A minute’s silence is no great effort for a country that has been so reticent about its support for the regime in power in Kigali ten years ago. You can pick up the story almost anywhere, but 1990 is a good place to start, with the (Tutsi) RPF launching its offensive from bases in Uganda and the French arriving in Rwanda to support the (Hutu) government. That was Operation Noroît. On paper it was a military mission to protect French expatriates, mainly in Kigali.

The Noroît contingents left Rwanda in 1993, but it is now accepted by most of the French press that arms were supplied to the Hutu government during the genocide of April-July 1994. It’s also alleged by some that after the plane of the Rwandan president, Juvénal Habyarimana, was brought down on 6 April, a handful of French military advisers were still on hand to help in the killing of opposition leaders in Kigali. By July, with half a million dead and more to come, Mitterrand – who used to dine out with Habyarimana – seems to have believed about Rwanda that ‘in those kinds of countries, a genocide isn’t so important.’ The quotation appeared in Le Figaro in 1998, two years after Mitterrand’s death.

In June 1994, France persuaded the UN to authorise a new all-French ‘humanitarian’ mission (Operation Turquoise): the RPF were by now moving very fast towards Kigali and the Hutu regime was crumbling. The UN had failed to do anything much in or about Rwanda (see also the Congo, Palestine, South Africa, Angola, Sudan, Western Sahara, Eritrea, Bosnia etc), and it would have looked churlish not to let someone fill the gaps.

What happened next is told by Roméo Dallaire, the Canadian UN force commander in Rwanda during the genocide, in Shake Hands with the Devil (Random House, $25.95). The Hutu army went ‘mad with joy at the prospect of imminent rescue by the French. Their renewed hope and confidence had the side-effect of reviving their hunt for genocide survivors’ (the RPF offensive had diverted them). ‘The génocidaires,’ Dallaire says, ‘believed . . . that they now had carte blanche to finish their gruesome work.’

‘Turquoise’ deployed too late to hold up the RPF advance – one of its main objectives – but it did create a safe zone for the retreating Hutu army and the Interahamwe militias to carry out more killings, as they prepared to cross into Zaire with many of their weapons and with their structures intact. The chaos that followed has not let up: it’s known as the Democratic Republic of Congo.

Cold War alignments go some way to explain French ties with the Hutu regime in Rwanda. But France’s Cold War was not as clear-cut as that of the other major powers. ‘La francophonie’ was an overriding consideration. Many Tutsi refugees from various waves of Hutu persecution were in English-speaking Uganda, which looked well on the RPF, an organisation created two years after the Hutu regime declared that there’d be no Tutsi repatriations because Rwanda was ‘too small’. A military victory for the RPF – with its understandable hostility to France – was perceived as a threat to French prestige in Africa. And so it has turned out. But the association with the RPF’s adversaries has done it greater harm. Mitterrand is long gone, but Agathe Kanziga – Habyarimana’s wife and one of the great Hutu ideologues – still has a flat in Paris. Some forty senior pro-exterminationists were evacuated by the French as the genocide began.

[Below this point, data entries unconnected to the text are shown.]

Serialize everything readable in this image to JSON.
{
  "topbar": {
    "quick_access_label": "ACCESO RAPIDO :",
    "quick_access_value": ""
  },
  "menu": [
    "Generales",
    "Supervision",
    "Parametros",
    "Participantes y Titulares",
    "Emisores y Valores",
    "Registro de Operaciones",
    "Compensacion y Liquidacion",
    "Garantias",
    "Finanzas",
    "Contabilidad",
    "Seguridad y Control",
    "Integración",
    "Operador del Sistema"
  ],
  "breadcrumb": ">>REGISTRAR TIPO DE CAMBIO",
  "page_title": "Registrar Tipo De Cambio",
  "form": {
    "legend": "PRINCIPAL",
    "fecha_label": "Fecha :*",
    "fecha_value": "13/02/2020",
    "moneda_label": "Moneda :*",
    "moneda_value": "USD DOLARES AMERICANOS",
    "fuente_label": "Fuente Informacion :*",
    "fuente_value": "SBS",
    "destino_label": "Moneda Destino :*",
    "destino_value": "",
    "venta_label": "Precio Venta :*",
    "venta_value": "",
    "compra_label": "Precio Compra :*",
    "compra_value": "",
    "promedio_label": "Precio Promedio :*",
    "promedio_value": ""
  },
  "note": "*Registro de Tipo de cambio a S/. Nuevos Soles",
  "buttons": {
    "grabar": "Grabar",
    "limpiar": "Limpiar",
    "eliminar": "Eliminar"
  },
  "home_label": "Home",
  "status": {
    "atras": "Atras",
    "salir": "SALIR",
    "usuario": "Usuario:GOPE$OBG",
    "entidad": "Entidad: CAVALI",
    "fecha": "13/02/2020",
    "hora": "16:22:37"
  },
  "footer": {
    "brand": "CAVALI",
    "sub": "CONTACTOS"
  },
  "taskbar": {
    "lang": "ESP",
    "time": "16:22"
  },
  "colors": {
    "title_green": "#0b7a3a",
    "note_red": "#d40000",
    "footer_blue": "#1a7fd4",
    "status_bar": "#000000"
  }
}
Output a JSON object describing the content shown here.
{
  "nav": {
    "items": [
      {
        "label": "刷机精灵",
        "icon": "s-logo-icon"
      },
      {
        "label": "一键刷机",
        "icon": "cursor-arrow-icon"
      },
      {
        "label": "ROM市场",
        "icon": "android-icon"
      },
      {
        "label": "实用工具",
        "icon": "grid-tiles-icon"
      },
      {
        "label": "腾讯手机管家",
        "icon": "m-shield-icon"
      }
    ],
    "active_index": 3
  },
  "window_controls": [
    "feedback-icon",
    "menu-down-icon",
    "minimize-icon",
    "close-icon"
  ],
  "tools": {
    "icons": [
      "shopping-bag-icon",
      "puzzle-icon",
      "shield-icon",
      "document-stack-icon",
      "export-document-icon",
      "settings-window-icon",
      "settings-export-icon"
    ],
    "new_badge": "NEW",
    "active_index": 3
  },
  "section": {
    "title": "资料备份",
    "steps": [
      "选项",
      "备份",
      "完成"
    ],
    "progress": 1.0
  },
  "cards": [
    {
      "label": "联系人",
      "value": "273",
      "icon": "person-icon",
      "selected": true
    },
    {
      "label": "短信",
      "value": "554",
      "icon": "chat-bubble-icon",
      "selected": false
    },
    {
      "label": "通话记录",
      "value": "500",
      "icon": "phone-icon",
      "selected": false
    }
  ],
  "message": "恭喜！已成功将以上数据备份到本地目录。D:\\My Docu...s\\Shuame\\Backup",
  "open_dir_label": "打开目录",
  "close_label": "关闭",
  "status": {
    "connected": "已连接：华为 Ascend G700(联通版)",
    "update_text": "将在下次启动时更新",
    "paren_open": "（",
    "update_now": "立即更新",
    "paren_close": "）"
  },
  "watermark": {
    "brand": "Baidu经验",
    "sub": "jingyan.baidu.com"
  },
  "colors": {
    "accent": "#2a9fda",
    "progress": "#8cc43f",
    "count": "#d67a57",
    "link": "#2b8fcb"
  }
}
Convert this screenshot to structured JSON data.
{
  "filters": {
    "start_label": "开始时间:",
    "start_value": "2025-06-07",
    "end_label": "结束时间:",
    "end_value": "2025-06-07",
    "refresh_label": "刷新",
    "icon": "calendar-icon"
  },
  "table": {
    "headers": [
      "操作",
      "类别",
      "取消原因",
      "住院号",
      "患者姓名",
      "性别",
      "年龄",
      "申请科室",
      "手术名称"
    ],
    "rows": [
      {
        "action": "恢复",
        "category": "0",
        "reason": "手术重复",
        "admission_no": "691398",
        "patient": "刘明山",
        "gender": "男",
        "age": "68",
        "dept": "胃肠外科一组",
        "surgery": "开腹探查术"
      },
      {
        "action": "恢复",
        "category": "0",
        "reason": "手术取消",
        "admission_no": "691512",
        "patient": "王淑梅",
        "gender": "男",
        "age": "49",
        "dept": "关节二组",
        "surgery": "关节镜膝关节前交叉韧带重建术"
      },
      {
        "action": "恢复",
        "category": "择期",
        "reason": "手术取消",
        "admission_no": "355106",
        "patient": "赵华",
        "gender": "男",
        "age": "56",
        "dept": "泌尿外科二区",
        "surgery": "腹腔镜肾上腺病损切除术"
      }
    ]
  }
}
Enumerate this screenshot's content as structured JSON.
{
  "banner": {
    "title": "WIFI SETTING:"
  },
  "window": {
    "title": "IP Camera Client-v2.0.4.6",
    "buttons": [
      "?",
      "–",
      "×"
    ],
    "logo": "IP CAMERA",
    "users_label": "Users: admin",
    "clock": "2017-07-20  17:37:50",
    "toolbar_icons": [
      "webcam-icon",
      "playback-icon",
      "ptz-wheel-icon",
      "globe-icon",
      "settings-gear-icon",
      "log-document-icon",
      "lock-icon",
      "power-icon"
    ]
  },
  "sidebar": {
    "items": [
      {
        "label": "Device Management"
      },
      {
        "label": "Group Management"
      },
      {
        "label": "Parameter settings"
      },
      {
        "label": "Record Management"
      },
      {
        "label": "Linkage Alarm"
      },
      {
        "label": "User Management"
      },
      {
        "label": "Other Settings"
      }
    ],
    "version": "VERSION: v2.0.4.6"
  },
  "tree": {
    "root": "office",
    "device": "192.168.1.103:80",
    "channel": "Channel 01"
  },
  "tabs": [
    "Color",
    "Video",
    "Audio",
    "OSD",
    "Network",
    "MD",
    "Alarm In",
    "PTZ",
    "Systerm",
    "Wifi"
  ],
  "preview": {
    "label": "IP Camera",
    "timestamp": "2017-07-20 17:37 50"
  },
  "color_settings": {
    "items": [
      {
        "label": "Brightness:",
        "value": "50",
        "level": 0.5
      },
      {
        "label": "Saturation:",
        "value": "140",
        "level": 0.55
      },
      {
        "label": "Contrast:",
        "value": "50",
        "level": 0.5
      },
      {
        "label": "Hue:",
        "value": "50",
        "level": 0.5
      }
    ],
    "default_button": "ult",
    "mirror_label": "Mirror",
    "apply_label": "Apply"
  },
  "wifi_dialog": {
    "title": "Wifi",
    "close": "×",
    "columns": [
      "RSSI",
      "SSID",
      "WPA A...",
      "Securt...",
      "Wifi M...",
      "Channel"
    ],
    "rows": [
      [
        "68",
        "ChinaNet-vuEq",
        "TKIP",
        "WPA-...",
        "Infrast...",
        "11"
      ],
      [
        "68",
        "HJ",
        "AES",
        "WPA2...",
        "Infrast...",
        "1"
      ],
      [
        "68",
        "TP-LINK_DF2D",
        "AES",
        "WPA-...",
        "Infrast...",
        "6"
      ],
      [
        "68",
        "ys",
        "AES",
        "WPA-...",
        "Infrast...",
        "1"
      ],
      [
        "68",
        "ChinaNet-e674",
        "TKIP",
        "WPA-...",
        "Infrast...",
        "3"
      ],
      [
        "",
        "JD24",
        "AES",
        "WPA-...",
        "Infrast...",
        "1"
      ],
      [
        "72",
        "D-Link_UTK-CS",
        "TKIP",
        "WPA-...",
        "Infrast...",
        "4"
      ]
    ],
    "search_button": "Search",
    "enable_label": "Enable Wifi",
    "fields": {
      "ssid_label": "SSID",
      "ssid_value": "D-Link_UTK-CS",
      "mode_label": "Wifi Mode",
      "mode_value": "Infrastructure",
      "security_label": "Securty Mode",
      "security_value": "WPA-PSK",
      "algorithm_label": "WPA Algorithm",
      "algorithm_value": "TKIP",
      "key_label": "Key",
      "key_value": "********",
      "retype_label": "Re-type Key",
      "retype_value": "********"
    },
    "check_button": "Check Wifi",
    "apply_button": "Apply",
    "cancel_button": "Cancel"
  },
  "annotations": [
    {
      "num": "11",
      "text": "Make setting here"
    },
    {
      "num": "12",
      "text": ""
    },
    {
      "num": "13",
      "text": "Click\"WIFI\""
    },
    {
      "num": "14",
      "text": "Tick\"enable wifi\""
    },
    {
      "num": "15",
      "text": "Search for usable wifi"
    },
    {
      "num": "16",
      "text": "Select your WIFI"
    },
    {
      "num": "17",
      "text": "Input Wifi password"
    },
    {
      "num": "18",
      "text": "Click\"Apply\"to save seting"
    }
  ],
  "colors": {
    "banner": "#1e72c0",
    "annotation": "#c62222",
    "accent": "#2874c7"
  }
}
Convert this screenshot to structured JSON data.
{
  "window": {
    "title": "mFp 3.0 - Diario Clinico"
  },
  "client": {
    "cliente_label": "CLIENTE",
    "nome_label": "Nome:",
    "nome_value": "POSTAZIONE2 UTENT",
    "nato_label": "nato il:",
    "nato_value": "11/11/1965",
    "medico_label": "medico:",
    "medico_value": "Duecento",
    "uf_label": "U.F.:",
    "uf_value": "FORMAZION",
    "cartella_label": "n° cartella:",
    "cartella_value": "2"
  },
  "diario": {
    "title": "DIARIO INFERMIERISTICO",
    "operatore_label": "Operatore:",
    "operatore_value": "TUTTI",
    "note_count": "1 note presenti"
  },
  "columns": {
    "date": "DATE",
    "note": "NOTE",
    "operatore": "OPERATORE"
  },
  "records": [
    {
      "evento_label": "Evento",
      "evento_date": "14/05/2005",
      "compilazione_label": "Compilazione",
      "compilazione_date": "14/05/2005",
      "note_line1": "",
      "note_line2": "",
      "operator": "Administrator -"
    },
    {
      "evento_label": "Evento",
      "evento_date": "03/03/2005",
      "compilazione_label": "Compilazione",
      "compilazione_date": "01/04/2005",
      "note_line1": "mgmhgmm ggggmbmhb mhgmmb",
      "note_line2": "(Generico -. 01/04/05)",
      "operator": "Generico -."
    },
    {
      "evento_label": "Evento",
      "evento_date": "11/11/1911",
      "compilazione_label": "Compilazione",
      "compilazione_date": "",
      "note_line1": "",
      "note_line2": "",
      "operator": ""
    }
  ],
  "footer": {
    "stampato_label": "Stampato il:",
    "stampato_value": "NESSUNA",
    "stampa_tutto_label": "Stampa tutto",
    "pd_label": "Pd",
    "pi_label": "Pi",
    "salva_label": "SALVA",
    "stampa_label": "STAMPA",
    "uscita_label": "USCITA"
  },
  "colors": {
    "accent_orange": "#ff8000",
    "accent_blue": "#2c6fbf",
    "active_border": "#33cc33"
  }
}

When fuckfrance finally runs Rwanda blurbs on its site, it’s unlikely to dwell on Dallaire’s observation that the French learned a lesson in their humanitarian zone. ‘While I feel no inclination to be generous in interpreting the motives of the French military,’ he writes, ‘I honestly believe that their subsequent face-to-face encounters with the reality of the genocide brought most of them to their senses . . . As Operation Turquoise continued, more and more French soldiers . . . became disgusted with their role in Rwanda.’ Soldiers tend to have their wits about them. It was a one-time soldier who pulled the French out of Algeria.